Narrow Sea Crossings Present Major Obstacles to Migrating Griffon Vultures Gyps Fulvus

Document Type


Publication Date
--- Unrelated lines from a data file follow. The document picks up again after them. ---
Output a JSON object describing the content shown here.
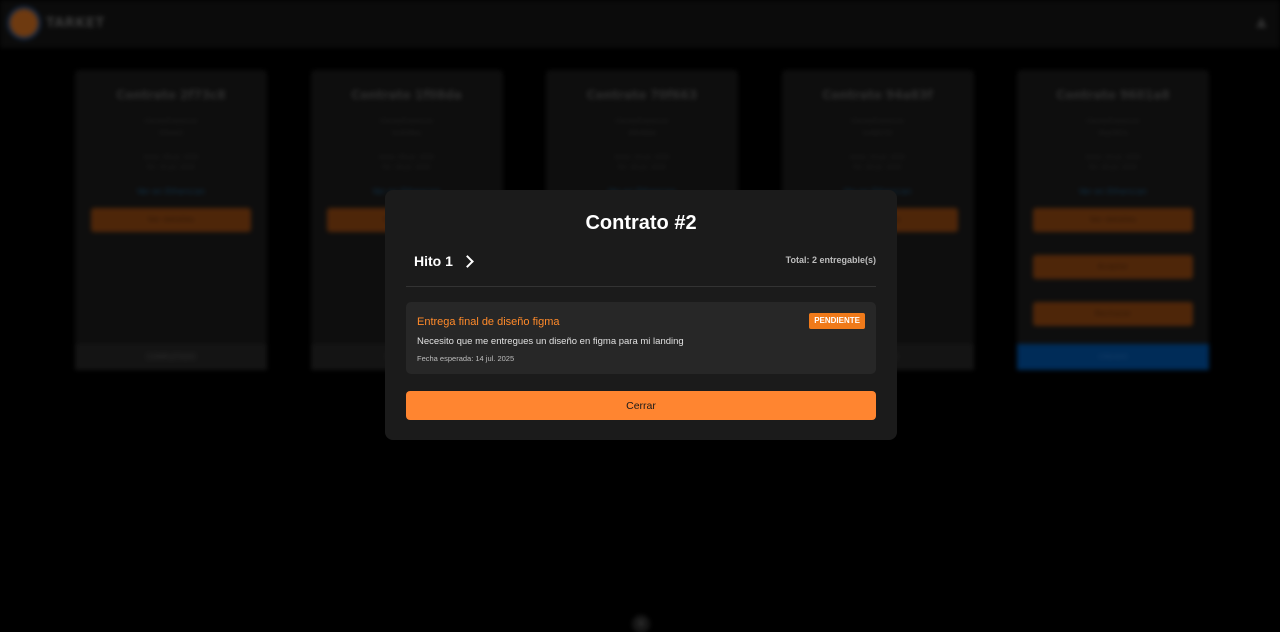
{
  "app": {
    "brand": "TARKET",
    "icons": {
      "logo": "logo-mark",
      "user": "user-icon",
      "scroll": "chevron-down-icon"
    }
  },
  "cards": [
    {
      "title": "Contrato 2f73c8",
      "label": "Cliente/Freelancer",
      "id": "5f3ee43",
      "start": "Inicio: 09 jul. 2025",
      "end": "Fin: 15 jul. 2025",
      "link": "Ver en Etherscan",
      "actions": [
        "Ver detalles"
      ],
      "status": "COMPLETADO",
      "status_color": "#262626"
    },
    {
      "title": "Contrato 1f08da",
      "label": "Cliente/Freelancer",
      "id": "0c4549ea",
      "start": "Inicio: 09 jul. 2025",
      "end": "Fin: 18 jul. 2025",
      "link": "Ver en Etherscan",
      "actions": [
        "Ver detalles"
      ],
      "status": "PENDIENTE",
      "status_color": "#262626"
    },
    {
      "title": "Contrato 70f663",
      "label": "Cliente/Freelancer",
      "id": "4f6e9bde",
      "start": "Inicio: 10 jul. 2025",
      "end": "Fin: 20 jul. 2025",
      "link": "Ver en Etherscan",
      "actions": [
        "Ver detalles"
      ],
      "status": "PENDIENTE",
      "status_color": "#262626"
    },
    {
      "title": "Contrato 94a83f",
      "label": "Cliente/Freelancer",
      "id": "5a48d730",
      "start": "Inicio: 10 jul. 2025",
      "end": "Fin: 20 jul. 2025",
      "link": "Ver en Etherscan",
      "actions": [
        "Ver detalles"
      ],
      "status": "PENDIENTE",
      "status_color": "#262626"
    },
    {
      "title": "Contrato 9601a8",
      "label": "Cliente/Freelancer",
      "id": "0ba2097a",
      "start": "Inicio: 10 jul. 2025",
      "end": "Fin: 20 jul. 2025",
      "link": "Ver en Etherscan",
      "actions": [
        "Ver detalles",
        "Aceptar",
        "Rechazar"
      ],
      "status": "CREADO",
      "status_color": "#0050a0"
    }
  ],
  "modal": {
    "title": "Contrato #2",
    "milestone": "Hito 1",
    "total": "Total: 2 entregable(s)",
    "deliverable": {
      "title": "Entrega final de diseño figma",
      "badge": "PENDIENTE",
      "description": "Necesito que me entregues un diseño en figma para mi landing",
      "date": "Fecha esperada: 14 jul. 2025"
    },
    "close_label": "Cerrar",
    "accent": "#ff8530"
  }
}
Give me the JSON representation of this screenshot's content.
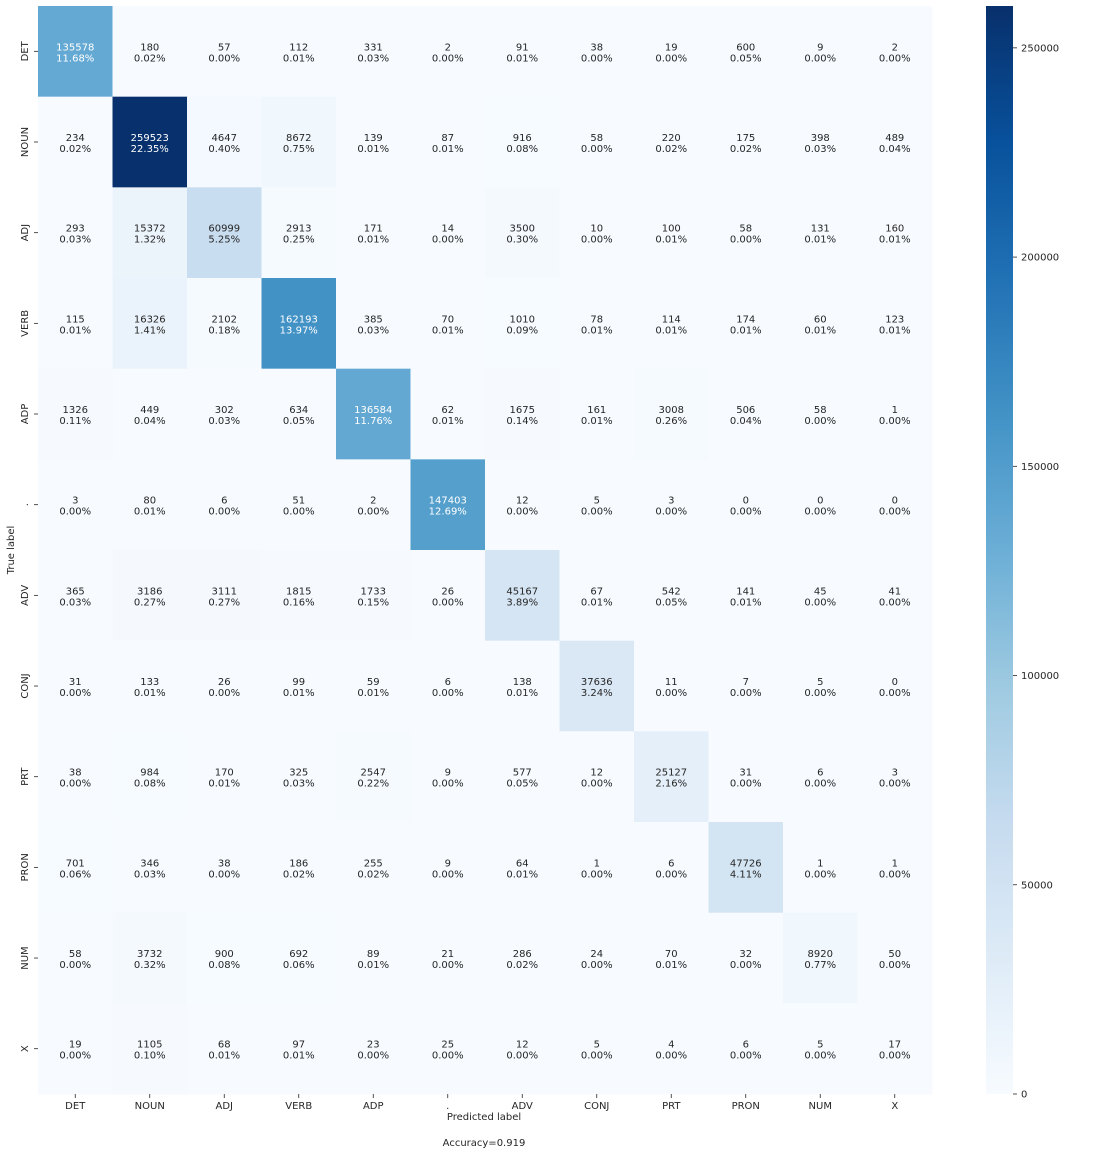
{
  "chart_data": {
    "type": "heatmap",
    "xlabel": "Predicted label",
    "ylabel": "True label",
    "footer": "Accuracy=0.919",
    "categories": [
      "DET",
      "NOUN",
      "ADJ",
      "VERB",
      "ADP",
      ".",
      "ADV",
      "CONJ",
      "PRT",
      "PRON",
      "NUM",
      "X"
    ],
    "colormap": "Blues",
    "colorbar": {
      "min": 0,
      "max": 260000,
      "ticks": [
        0,
        50000,
        100000,
        150000,
        200000,
        250000
      ]
    },
    "counts": [
      [
        135578,
        180,
        57,
        112,
        331,
        2,
        91,
        38,
        19,
        600,
        9,
        2
      ],
      [
        234,
        259523,
        4647,
        8672,
        139,
        87,
        916,
        58,
        220,
        175,
        398,
        489
      ],
      [
        293,
        15372,
        60999,
        2913,
        171,
        14,
        3500,
        10,
        100,
        58,
        131,
        160
      ],
      [
        115,
        16326,
        2102,
        162193,
        385,
        70,
        1010,
        78,
        114,
        174,
        60,
        123
      ],
      [
        1326,
        449,
        302,
        634,
        136584,
        62,
        1675,
        161,
        3008,
        506,
        58,
        1
      ],
      [
        3,
        80,
        6,
        51,
        2,
        147403,
        12,
        5,
        3,
        0,
        0,
        0
      ],
      [
        365,
        3186,
        3111,
        1815,
        1733,
        26,
        45167,
        67,
        542,
        141,
        45,
        41
      ],
      [
        31,
        133,
        26,
        99,
        59,
        6,
        138,
        37636,
        11,
        7,
        5,
        0
      ],
      [
        38,
        984,
        170,
        325,
        2547,
        9,
        577,
        12,
        25127,
        31,
        6,
        3
      ],
      [
        701,
        346,
        38,
        186,
        255,
        9,
        64,
        1,
        6,
        47726,
        1,
        1
      ],
      [
        58,
        3732,
        900,
        692,
        89,
        21,
        286,
        24,
        70,
        32,
        8920,
        50
      ],
      [
        19,
        1105,
        68,
        97,
        23,
        25,
        12,
        5,
        4,
        6,
        5,
        17
      ]
    ],
    "percents": [
      [
        "11.68%",
        "0.02%",
        "0.00%",
        "0.01%",
        "0.03%",
        "0.00%",
        "0.01%",
        "0.00%",
        "0.00%",
        "0.05%",
        "0.00%",
        "0.00%"
      ],
      [
        "0.02%",
        "22.35%",
        "0.40%",
        "0.75%",
        "0.01%",
        "0.01%",
        "0.08%",
        "0.00%",
        "0.02%",
        "0.02%",
        "0.03%",
        "0.04%"
      ],
      [
        "0.03%",
        "1.32%",
        "5.25%",
        "0.25%",
        "0.01%",
        "0.00%",
        "0.30%",
        "0.00%",
        "0.01%",
        "0.00%",
        "0.01%",
        "0.01%"
      ],
      [
        "0.01%",
        "1.41%",
        "0.18%",
        "13.97%",
        "0.03%",
        "0.01%",
        "0.09%",
        "0.01%",
        "0.01%",
        "0.01%",
        "0.01%",
        "0.01%"
      ],
      [
        "0.11%",
        "0.04%",
        "0.03%",
        "0.05%",
        "11.76%",
        "0.01%",
        "0.14%",
        "0.01%",
        "0.26%",
        "0.04%",
        "0.00%",
        "0.00%"
      ],
      [
        "0.00%",
        "0.01%",
        "0.00%",
        "0.00%",
        "0.00%",
        "12.69%",
        "0.00%",
        "0.00%",
        "0.00%",
        "0.00%",
        "0.00%",
        "0.00%"
      ],
      [
        "0.03%",
        "0.27%",
        "0.27%",
        "0.16%",
        "0.15%",
        "0.00%",
        "3.89%",
        "0.01%",
        "0.05%",
        "0.01%",
        "0.00%",
        "0.00%"
      ],
      [
        "0.00%",
        "0.01%",
        "0.00%",
        "0.01%",
        "0.01%",
        "0.00%",
        "0.01%",
        "3.24%",
        "0.00%",
        "0.00%",
        "0.00%",
        "0.00%"
      ],
      [
        "0.00%",
        "0.08%",
        "0.01%",
        "0.03%",
        "0.22%",
        "0.00%",
        "0.05%",
        "0.00%",
        "2.16%",
        "0.00%",
        "0.00%",
        "0.00%"
      ],
      [
        "0.06%",
        "0.03%",
        "0.00%",
        "0.02%",
        "0.02%",
        "0.00%",
        "0.01%",
        "0.00%",
        "0.00%",
        "4.11%",
        "0.00%",
        "0.00%"
      ],
      [
        "0.00%",
        "0.32%",
        "0.08%",
        "0.06%",
        "0.01%",
        "0.00%",
        "0.02%",
        "0.00%",
        "0.01%",
        "0.00%",
        "0.77%",
        "0.00%"
      ],
      [
        "0.00%",
        "0.10%",
        "0.01%",
        "0.01%",
        "0.00%",
        "0.00%",
        "0.00%",
        "0.00%",
        "0.00%",
        "0.00%",
        "0.00%",
        "0.00%"
      ]
    ]
  }
}
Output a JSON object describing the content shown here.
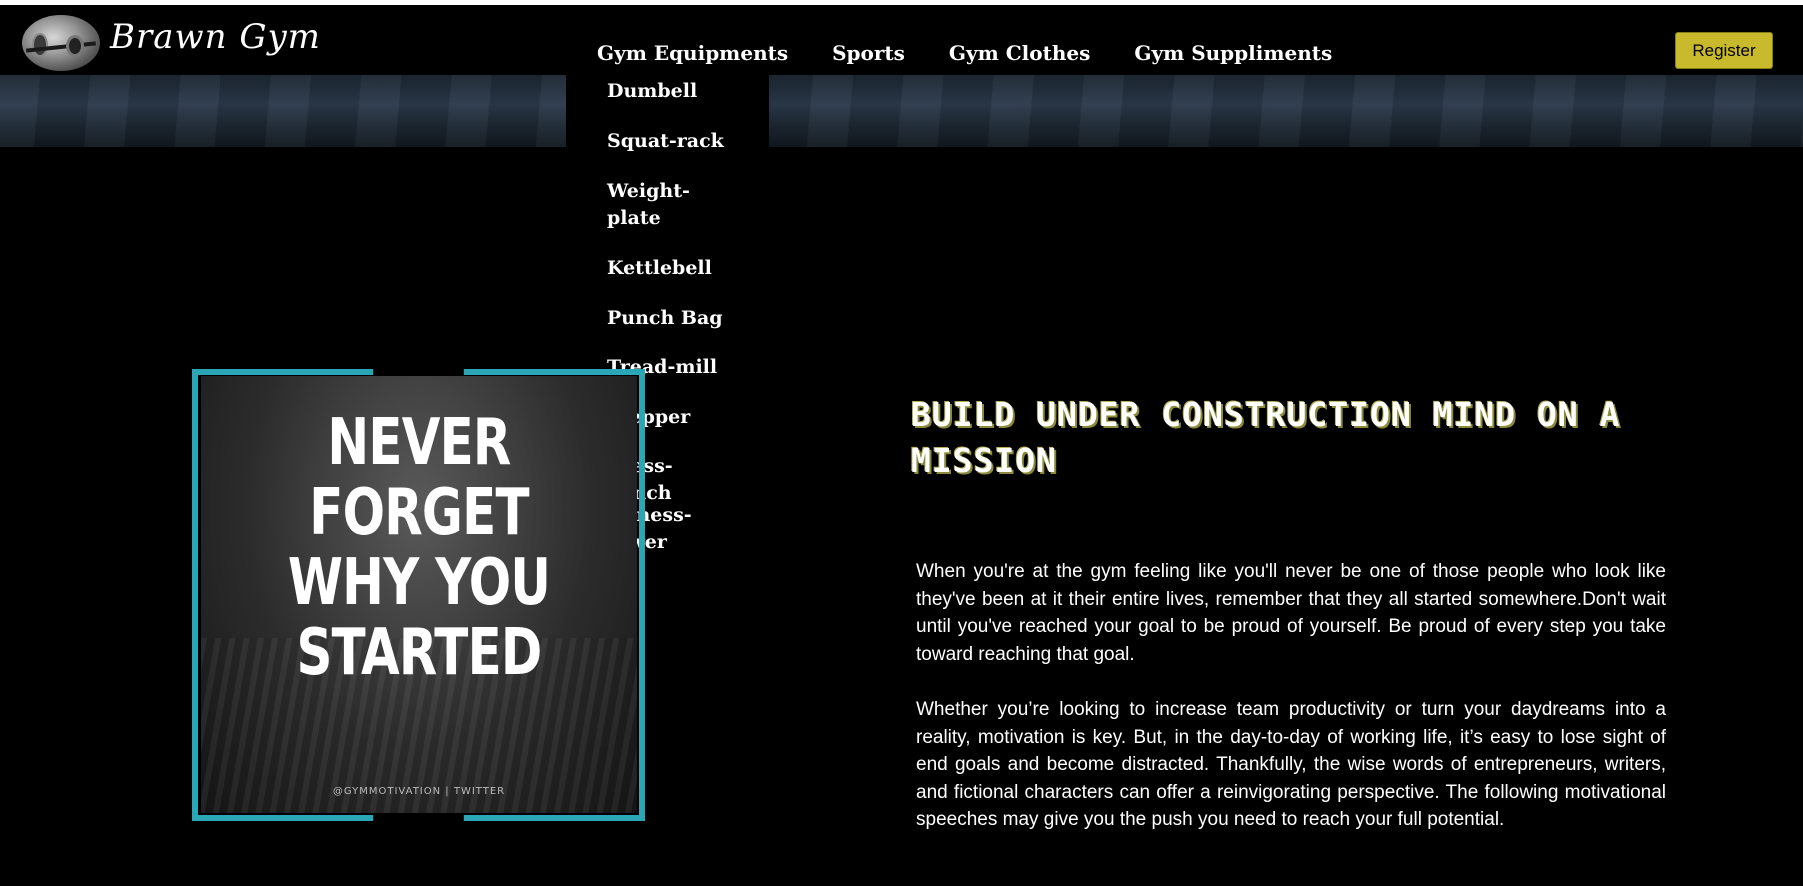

The flight behaviour of Griffon Vultures Gyps fulvus was studied at a major migration bottleneck, the Strait of Gibraltar in southernmost Spain, during the autumns of 2004 to 2007. The 14-km-wide sea channel significantly impeded the southern migration of the species into Africa, with many birds attempting repeated passage for weeks before crossing, and others not crossing at all and overwintering in Southern Spain. Watercrossing attempts were restricted to times between 11:00 and 14:00 h on days with light or variable winds, or on days with strong winds from the north or west. No crossing attempts were made on days with strong winds from the south or east. Vultures attempted to cross the Strait in large flocks and never attempted to do so alone. Although 29% of the birds soared during crossing attempts, at least until they flew beyond visible range of approximately 4 km, most engaged in considerable flapping flight when attempting to cross. Overall, birds flying over water flapped more than 10 times as frequently as those flying over land prior to crossing attempts. Vultures did not flap continuously, but intermittently in brief bouts of flapping interspersed with periods of gliding or soaring flight. The number of flaps per bout over water was significantly greater than the number of flaps per bout over land. Vultures flying over water that flapped at rates of 20 flaps or more per minute typically aborted attempted crossings and returned to Spain in intermittent flapping and gliding flight. There are numerous reports of Vultures falling into the Strait and drowning while attempting to cross, as well as reports of returning Vultures collapsing on the beach having reached Spain in spring (Barrios Partida 2006). Our observations indicate that passage of Griffon Vultures at the Strait of Gibraltar is limited by the species’ over-water flapping-flight abilities, including its inability to flap continuously for even short periods of time. We suggest that even relatively short sea crossings represent significant obstacles to migrating Vultures and discuss the implications of this limitation on the distribution and abundance of the species.